PostScript is a page description language. It is a powerful and full featured language (often likened to Forth) used to describe how a page should look in terms of lines, curves, fonts and text. A printer driver will write PostScript to describe how a page of output should appear, send this to a PostScript-enabled printer, which uses a PostScript interpreter to transform the PostScript into the image to be printed. Unlike other printer languages that use obscure escape sequences, PostScript is highly readable.

PostScript has its roots at the famous Xerox PARC, the research center in Palo Alto responsible for so many advances in computing. John Warnock and Martin Newell, two Xerox engineers at PARC, had created a language called JaM, for John and Martin. Later, it was refined into Interpress, PostScript's ancestor, that controlled Xerox laser printers. Warnock, and his boss, Chuck Geschke, attempted to get Xerox to commercialize the product. Xerox wasn't convinced the product had a future, so Warnock and Geschke left to form their own company, Adobe, in 1982. At first, they considered building a laser printer business, but eventually settled on creating a next-generation Interpress, and licensing it to printer manufacturers.

PostScript Level 1 was released in 1984. Adobe's big break came when Apple decided to incorporate PostScript into the Macintosh and LaserWriter printer. Linotype soon stepped in with PostScript enabled professional imagesetting equipment. The powerful combination of the Mac, PageMaker, and PostScript is said to have launched the desktop publishing revolution.

PostScript Level 2 was unveiled ten years later, in 1994. It added some minor refinements and fixed some long standing problems. In particular, the font handling was improved, including support for Asian languages, support for JPEG compressed images was added and the memory management was improved. Level 3, (or PostScript 3, as it is officially called), released in 1998, adds a few more refinements like PDF support and improved color separation.

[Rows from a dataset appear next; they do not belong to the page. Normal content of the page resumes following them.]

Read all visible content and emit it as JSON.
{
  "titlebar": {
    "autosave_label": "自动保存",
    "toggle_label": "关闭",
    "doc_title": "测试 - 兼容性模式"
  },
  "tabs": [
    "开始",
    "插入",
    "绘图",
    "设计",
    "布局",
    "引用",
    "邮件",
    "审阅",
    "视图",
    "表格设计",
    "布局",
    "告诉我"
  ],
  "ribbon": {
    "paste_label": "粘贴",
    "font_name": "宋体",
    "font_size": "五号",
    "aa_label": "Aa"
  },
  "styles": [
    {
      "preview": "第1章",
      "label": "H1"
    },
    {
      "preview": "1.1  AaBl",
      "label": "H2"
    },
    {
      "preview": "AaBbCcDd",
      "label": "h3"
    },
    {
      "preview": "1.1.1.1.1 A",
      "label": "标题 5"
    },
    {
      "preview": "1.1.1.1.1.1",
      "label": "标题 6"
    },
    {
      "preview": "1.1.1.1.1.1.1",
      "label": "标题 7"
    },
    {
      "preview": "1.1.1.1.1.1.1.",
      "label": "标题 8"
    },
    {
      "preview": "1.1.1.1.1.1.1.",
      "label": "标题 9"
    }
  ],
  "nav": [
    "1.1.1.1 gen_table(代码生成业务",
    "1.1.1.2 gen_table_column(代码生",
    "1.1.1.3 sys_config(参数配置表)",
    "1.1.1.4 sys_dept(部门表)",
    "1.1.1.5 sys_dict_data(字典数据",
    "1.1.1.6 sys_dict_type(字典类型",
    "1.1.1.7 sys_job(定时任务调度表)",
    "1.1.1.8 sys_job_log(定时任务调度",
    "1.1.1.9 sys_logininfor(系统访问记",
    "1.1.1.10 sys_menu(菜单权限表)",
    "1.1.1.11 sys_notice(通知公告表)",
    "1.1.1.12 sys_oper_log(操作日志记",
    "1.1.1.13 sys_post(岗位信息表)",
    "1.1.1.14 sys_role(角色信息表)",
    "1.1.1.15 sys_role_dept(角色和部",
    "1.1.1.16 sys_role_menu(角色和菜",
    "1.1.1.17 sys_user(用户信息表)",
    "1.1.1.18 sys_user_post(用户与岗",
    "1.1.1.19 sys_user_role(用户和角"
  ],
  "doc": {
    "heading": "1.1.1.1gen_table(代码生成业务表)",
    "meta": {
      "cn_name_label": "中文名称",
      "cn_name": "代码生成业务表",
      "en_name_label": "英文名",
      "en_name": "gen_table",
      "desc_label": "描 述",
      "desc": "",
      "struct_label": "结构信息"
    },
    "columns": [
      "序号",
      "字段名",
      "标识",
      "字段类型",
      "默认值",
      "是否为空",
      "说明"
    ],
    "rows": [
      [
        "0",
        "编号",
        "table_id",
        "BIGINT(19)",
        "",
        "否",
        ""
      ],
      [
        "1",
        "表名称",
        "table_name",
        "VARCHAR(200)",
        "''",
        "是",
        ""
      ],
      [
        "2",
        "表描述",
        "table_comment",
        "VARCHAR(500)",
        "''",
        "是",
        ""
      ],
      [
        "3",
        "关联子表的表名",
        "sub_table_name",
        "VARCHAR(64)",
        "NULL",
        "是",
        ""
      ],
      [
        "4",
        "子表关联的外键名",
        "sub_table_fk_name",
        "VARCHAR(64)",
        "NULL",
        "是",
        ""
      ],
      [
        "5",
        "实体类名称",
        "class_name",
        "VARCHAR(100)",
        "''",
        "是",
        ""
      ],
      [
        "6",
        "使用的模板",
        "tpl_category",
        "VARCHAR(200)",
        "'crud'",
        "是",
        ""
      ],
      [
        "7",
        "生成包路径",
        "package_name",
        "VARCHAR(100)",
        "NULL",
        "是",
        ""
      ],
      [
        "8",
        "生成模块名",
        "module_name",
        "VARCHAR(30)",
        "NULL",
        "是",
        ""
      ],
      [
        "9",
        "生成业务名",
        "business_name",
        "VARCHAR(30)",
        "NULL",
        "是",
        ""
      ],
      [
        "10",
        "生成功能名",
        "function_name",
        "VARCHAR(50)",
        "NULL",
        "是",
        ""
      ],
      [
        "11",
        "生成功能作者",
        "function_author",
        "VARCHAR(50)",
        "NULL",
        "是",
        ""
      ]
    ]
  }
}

In 1988, Adobe created a variant of Postscript specifically for computer displays, called Display Postscript. While Apple balked at this new technology that offered a unified imaging model for screen and printed output, Steve Jobs' new NeXT startup signed on. Display Postscript was just one of the many lauded features of the critically acclaimed but commercially ignored NeXT system. Another PostScript spin-off product is PDF, Adobe's highly successful Portable Document Format. PDF is, in essence, a stripped down version PostScript. Display Postscript lives on, as Display PDF, in the Quartz display technology in the NeXT-derived Mac OS X.

In addition to Adobe's PostScript, an open source PostScript interpreter called ghostscript is available. It will take any PostScript program as input and produce output for a wide array of output devices, and a more user friendly document browser, ghostview can display PostScript online.

The PostScript language itself is sort of a stack based postfix operator language, that looks a little like Forth, or LISP written backwards. A number in PostScript simply pushes itself onto the stack. Commands like moveto, pop their operands from the stack. Other commands like currentpoint push their results back onto the stack. For example, 10 20 moveto pushes the numbers 10 and 20 onto the stack; moveto pops 10 and 20 off and uses them as operands. See also PostScript Code to Draw A Sierpinski Triangle and PostScript command reference for more information on the PostScript language.